During World War Two, US government service in China quickened Fairbank's sense of mission. In Chungking, he was struck by the declining morale of the Nationalist government, and horrified by the grim lives of his old Peiping friends in their West China refuge. There began two lifelong commitments: to supporting liberal Chinese academics, morally and materially; and to warning Americans about China's catastrophe. He gradually realized that if the United States remained tied to the inept and corrupt Nationalist regime, Sino-American common ground would shrink to nothing.
Back at Harvard after the war as Professor of History, Fairbank spoke beyond Harvard Yard to the American public. China's revolution, he insisted, was home-grown, "not only genuinely Communist but genuinely Chinese," and that in any event there was nothing the US could do to stop it. Understanding Chinese history was the key to dealing with China as it really is, not as we might wish it to be.
He reserved his finest efforts, however, for training China specialists at Harvard and building the China field nationwide. Training scholars in a new field (which he once likened to making machine tools, but which he actually practiced as a form of gardening) required persistent cultivation of talent and liberal application of foundation funds. As a scholarly entrepreneur, Fairbank was both warm hearted and hard headed: he was extraordinarily kind to students and colleagues; yet maintained a relentless grip on the main task: building the field of China studies. Harvard's East Asian Research Center, founded by him in 1955 and named for him when he retired, set the standard for modern China scholarship. For colleagues worldwide, the center was a forum of understanding; for students, it was a beacon of professionalism.
Students were insulated from scholarly burnout by the dead-pan Fairbankian wit. They learned, for example, that Emperor Tao-kuang, who reigned from 1821-1850, "came to the throne at age thirty-eight, and everything we know about his private life (which is next to nothing) suggests he was devoted, in the fashion of his time, to his empress, and on family matters (allowing for cultural differences) would have been at one with Queen Victoria." Congressional witch-hunters of the 1950s challenged even the Fairbank wit, but came out the losers: "There is no denying I was in China before the Communist victory," he wrote colleagues at the time, "but I do not go as far as some in causally connecting the two phenomena."

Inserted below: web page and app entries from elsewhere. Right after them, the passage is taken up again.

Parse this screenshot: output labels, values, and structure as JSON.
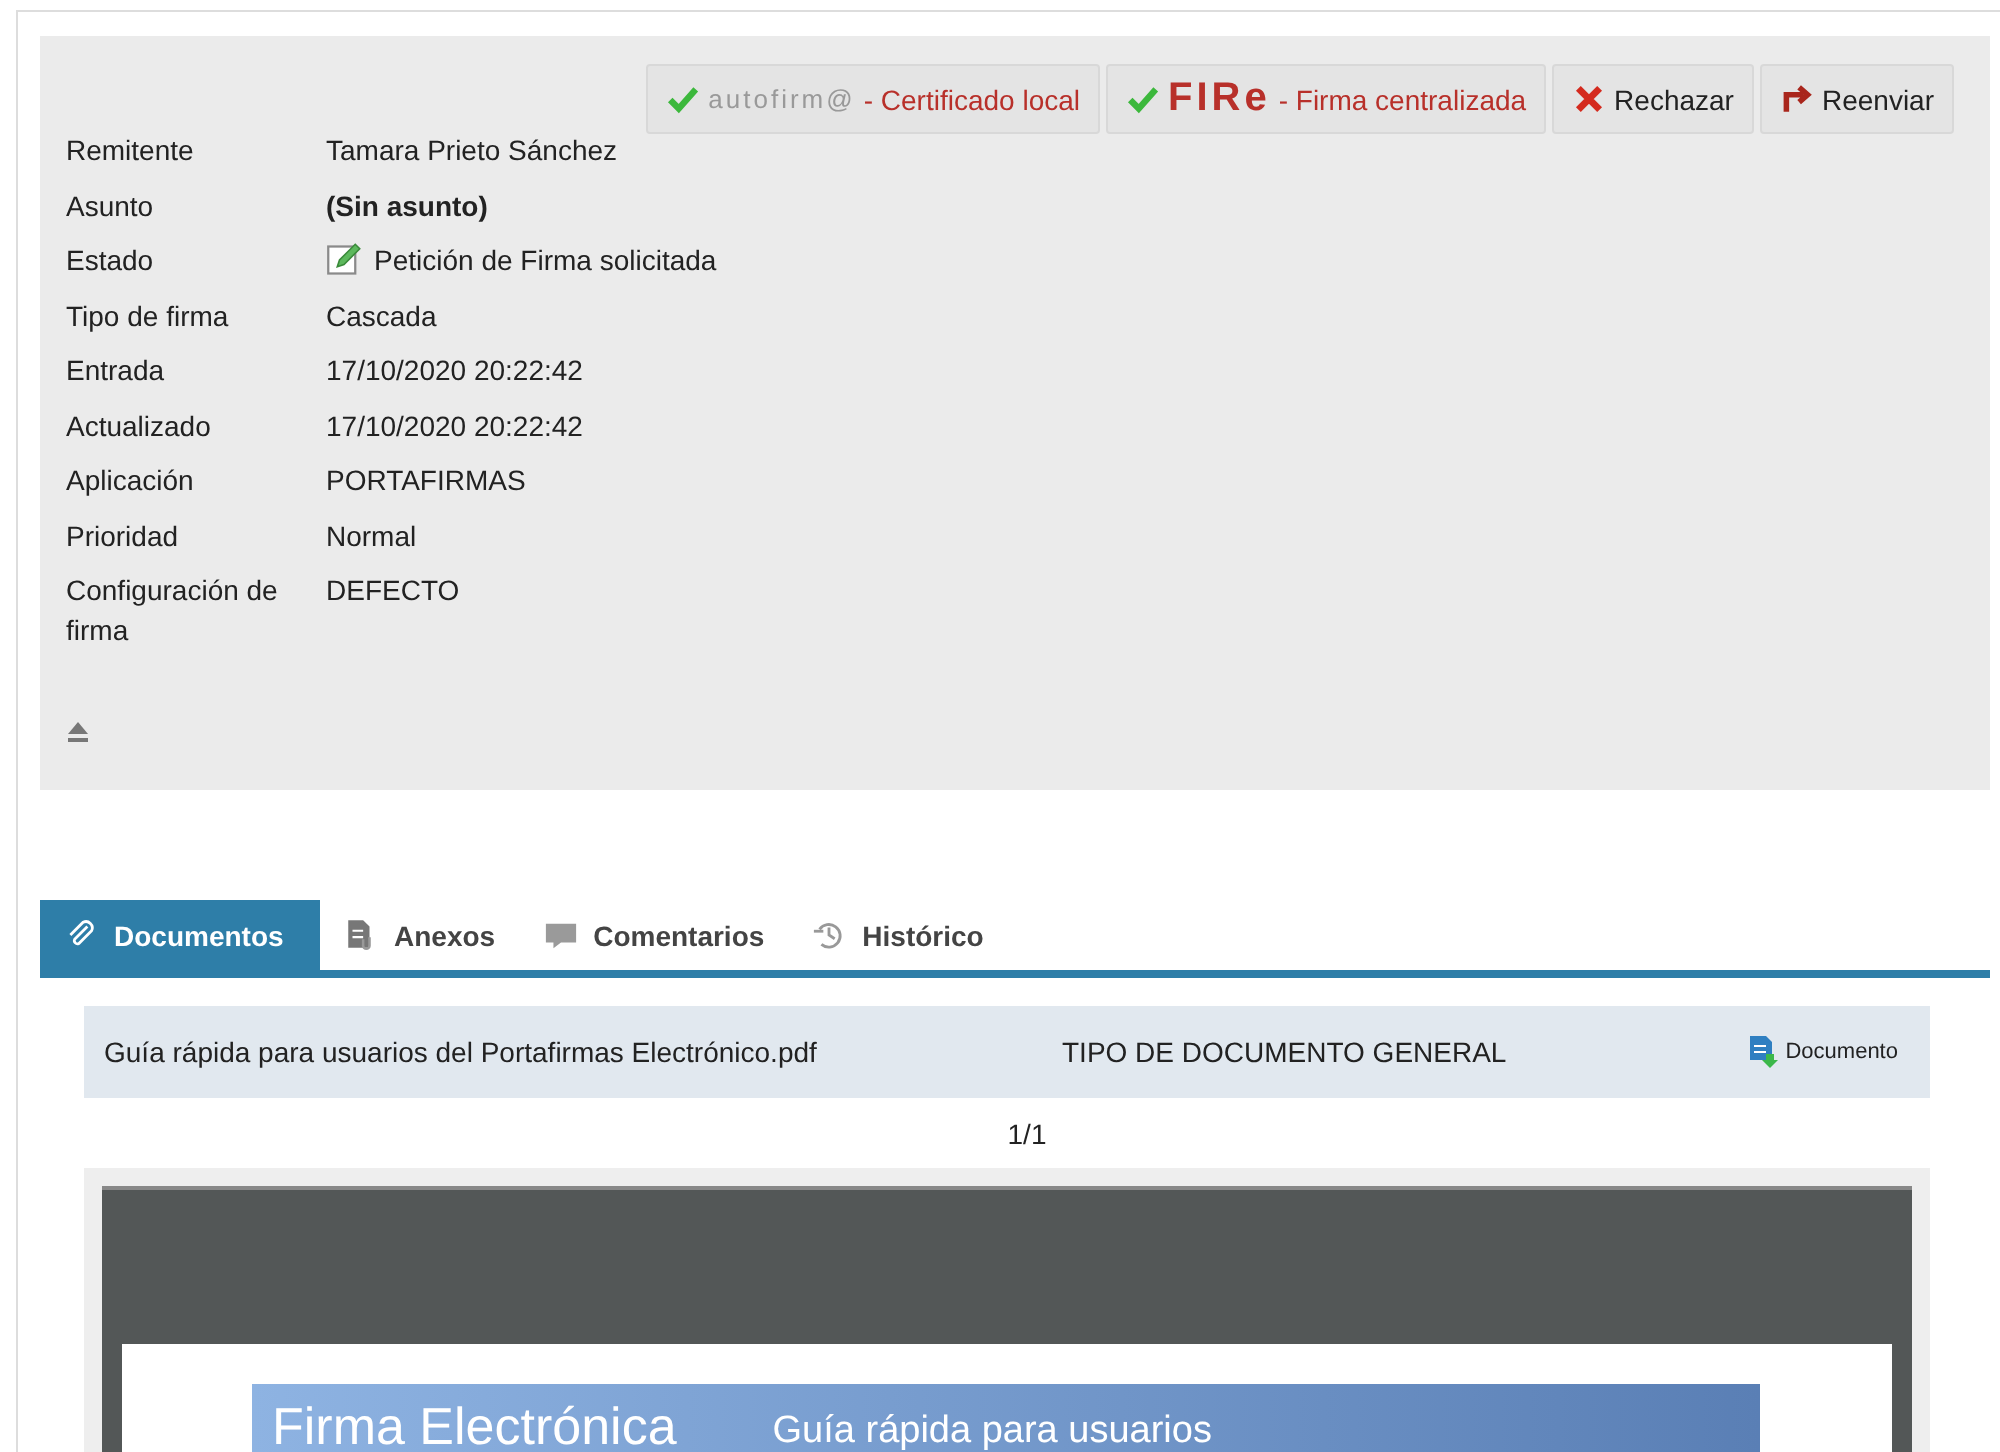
{
  "actions": [
    {
      "kind": "autofirma",
      "logo": "autofirm@",
      "label": "- Certificado local"
    },
    {
      "kind": "fire",
      "logo": "FIRe",
      "label": "- Firma centralizada"
    },
    {
      "kind": "reject",
      "label": "Rechazar"
    },
    {
      "kind": "forward",
      "label": "Reenviar"
    }
  ],
  "details": [
    {
      "label": "Remitente",
      "value": "Tamara Prieto Sánchez",
      "kind": "text"
    },
    {
      "label": "Asunto",
      "value": "(Sin asunto)",
      "kind": "bold"
    },
    {
      "label": "Estado",
      "value": "Petición de Firma solicitada",
      "kind": "status"
    },
    {
      "label": "Tipo de firma",
      "value": "Cascada",
      "kind": "text"
    },
    {
      "label": "Entrada",
      "value": "17/10/2020 20:22:42",
      "kind": "text"
    },
    {
      "label": "Actualizado",
      "value": "17/10/2020 20:22:42",
      "kind": "text"
    },
    {
      "label": "Aplicación",
      "value": "PORTAFIRMAS",
      "kind": "text"
    },
    {
      "label": "Prioridad",
      "value": "Normal",
      "kind": "text"
    },
    {
      "label": "Configuración de firma",
      "value": "DEFECTO",
      "kind": "text"
    }
  ],
  "tabs": [
    {
      "label": "Documentos",
      "kind": "clip",
      "selected": true
    },
    {
      "label": "Anexos",
      "kind": "attach",
      "selected": false
    },
    {
      "label": "Comentarios",
      "kind": "comment",
      "selected": false
    },
    {
      "label": "Histórico",
      "kind": "history",
      "selected": false
    }
  ],
  "document": {
    "name": "Guía rápida para usuarios del Portafirmas Electrónico.pdf",
    "type": "TIPO DE DOCUMENTO GENERAL",
    "button": "Documento"
  },
  "page_counter": "1/1",
  "preview": {
    "title": "Firma Electrónica",
    "subtitle": "Guía rápida para usuarios"
  }
}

His students were his most cherished scholarly achievement. They felt that he had summoned them to a pioneering quest: a quest in which each believed that his mentor considered him an indispensable companion. It was a companionship of freedom: the wide range of his students' interests and methods demonstrates his wry skepticism about our ability to achieve final truth, and his liberal belief that building a field of scholarship meant finding out what able people wanted to do, then helping them do it.
Fairbank seemed always in search of a simpler, purer summation of China's unique experience. His last book, written in frail health, was a superb synthesis of recent scholarship, fused onto his own vision of China's past. This work he delivered to the Harvard Press on the morning of September 12, 1991, and that afternoon he was felled by his final heart attack. He died two days later, aged 84.
Albert M. Craig
Roderick L. MacFarquhar
Ernest R. May
Benjamin I. Schwartz
Philip A. Kuhn
(originally published in the Harvard University Gazette, January 8, 1993)